Commenting on the ten-year Great Commission Advance now under way, Page said, “We’ve seen encouraging trends as churches of every demographic, ethnicity, and age are unifying better than before.” He credited Executive Committee work in particular with ethnic liaisons and advisory councils for helping “our ethnic brothers and sisters through their churches” gain greater understanding of the strategic role the Cooperative Program plays in supporting the Gospel causes of the state conventions and the SBC.
A total of 4,402 churches, meanwhile, have taken the “1% CP Challenge,” Page noted, to raise their Cooperative Program giving by 1 percentage point of their yearly budgets.
Page lauded SBC President Ronnie Floyd, senior pastor of Cross Church in northwest Arkansas, for “encouraging churches at every level” to strengthen their Cooperative Program support.
“He and I have been involved in [conference] calls with many pastors, hundreds of pastors, as we’ve encouraged them to up their giving to missions and ministries,” Page said.
“And among the larger churches, Dr. Floyd has had great success in encouraging them to go to the $1 million mark in Cooperative Program giving.
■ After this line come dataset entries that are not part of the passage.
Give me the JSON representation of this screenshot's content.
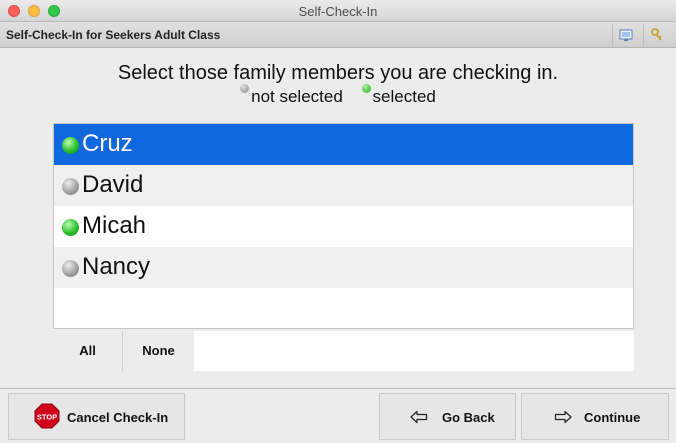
{
  "window": {
    "title": "Self-Check-In"
  },
  "header": {
    "title": "Self-Check-In for Seekers Adult Class"
  },
  "instruction": "Select those family members you are checking in.",
  "legend": {
    "not_selected": "not selected",
    "selected": "selected"
  },
  "members": [
    {
      "name": "Cruz",
      "selected": true,
      "highlighted": true
    },
    {
      "name": "David",
      "selected": false,
      "highlighted": false
    },
    {
      "name": "Micah",
      "selected": true,
      "highlighted": false
    },
    {
      "name": "Nancy",
      "selected": false,
      "highlighted": false
    }
  ],
  "selection_buttons": {
    "all": "All",
    "none": "None"
  },
  "footer": {
    "cancel": "Cancel Check-In",
    "stop_sign": "STOP",
    "back": "Go Back",
    "continue": "Continue"
  },
  "colors": {
    "highlight": "#1167dd",
    "selected_dot": "#2bc02b",
    "unselected_dot": "#a3a3a3",
    "stop_red": "#d0021b"
  }
}
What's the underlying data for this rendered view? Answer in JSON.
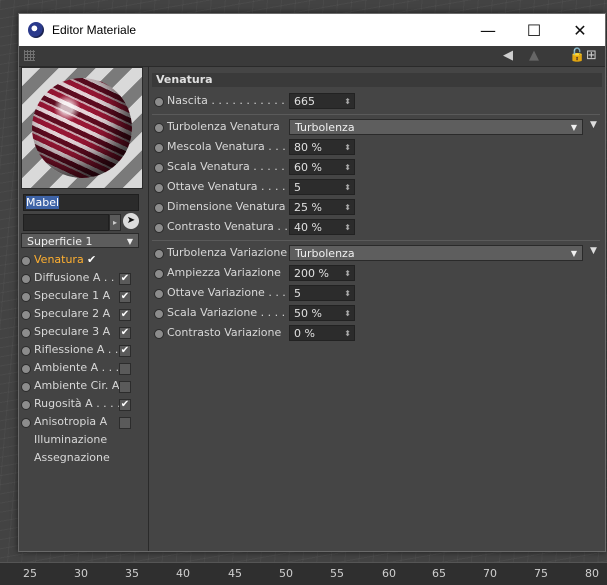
{
  "window": {
    "title": "Editor Materiale",
    "minimize": "—",
    "maximize": "☐",
    "close": "✕"
  },
  "timeline": {
    "ticks": [
      "25",
      "30",
      "35",
      "40",
      "45",
      "50",
      "55",
      "60",
      "65",
      "70",
      "75",
      "80"
    ]
  },
  "left_panel": {
    "material_name": "Mabel",
    "surface_dropdown": "Superficie 1",
    "channels": [
      {
        "label": "Venatura",
        "active": true,
        "checked": true
      },
      {
        "label": "Diffusione A . .",
        "checked": true
      },
      {
        "label": "Speculare 1 A",
        "checked": true
      },
      {
        "label": "Speculare 2 A",
        "checked": true
      },
      {
        "label": "Speculare 3 A",
        "checked": true
      },
      {
        "label": "Riflessione A . .",
        "checked": true
      },
      {
        "label": "Ambiente A . . . .",
        "checked": false
      },
      {
        "label": "Ambiente Cir. A",
        "checked": false
      },
      {
        "label": "Rugosità A . . . .",
        "checked": true
      },
      {
        "label": "Anisotropia A",
        "checked": false
      },
      {
        "label": "Illuminazione"
      },
      {
        "label": "Assegnazione"
      }
    ]
  },
  "section": {
    "title": "Venatura"
  },
  "params": {
    "nascita": {
      "label": "Nascita . . . . . . . . . . . . .",
      "value": "665"
    },
    "turb_venatura": {
      "label": "Turbolenza Venatura",
      "value": "Turbolenza"
    },
    "mescola": {
      "label": "Mescola Venatura . . . .",
      "value": "80 %"
    },
    "scala": {
      "label": "Scala Venatura  . . . . . .",
      "value": "60 %"
    },
    "ottave": {
      "label": "Ottave Venatura . . . . .",
      "value": "5"
    },
    "dimensione": {
      "label": "Dimensione Venatura",
      "value": "25 %"
    },
    "contrasto": {
      "label": "Contrasto Venatura . .",
      "value": "40 %"
    },
    "turb_variazione": {
      "label": "Turbolenza Variazione",
      "value": "Turbolenza"
    },
    "ampiezza_var": {
      "label": "Ampiezza Variazione",
      "value": "200 %"
    },
    "ottave_var": {
      "label": "Ottave Variazione . . . .",
      "value": "5"
    },
    "scala_var": {
      "label": "Scala Variazione . . . . .",
      "value": "50 %"
    },
    "contrasto_var": {
      "label": "Contrasto Variazione",
      "value": "0 %"
    }
  },
  "icons": {
    "spin": "⬍",
    "dropdown_arrow": "▼",
    "checkmark": "✔",
    "expand": "▼"
  }
}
And by the way, Dr. Floyd did not ask them to do anything that he has not already done himself. His church is already well past that now, last year as well as this year,” Page said.
The Great Commission Advance, launched by Page at last year’s SBC annual meeting in Columbus, Ohio, calls for every Southern Baptist and every church to engage in a mission project, locally or elsewhere in the nation or world, and to encourage their church members to practice the biblical tithe of 10 percent of the income God gives believers to be given through their churches for missions and ministry.
Another facet of the Great Commission Advance, as described by Page in his February 22 remarks to the Executive Committee, is “a new analytics software development that is going to provide far more accurate and up-to-date real-time information to help us with Cooperative Program understanding of where our churches are, or are not.” The project is being undertaken by a consortium of several state conventions, the International Mission Board, North American Mission Board, and Executive Committee.
Closing his remarks, Page said, “I couldn’t care less if people ever remember my name; but I do want them to remember what we stood for and what we did for the Kingdom of the Lord Jesus Christ.”
Art Toalston is senior editor of Baptist Press and is a member of Brentwood Baptist Church in Brentwood, Tennessee.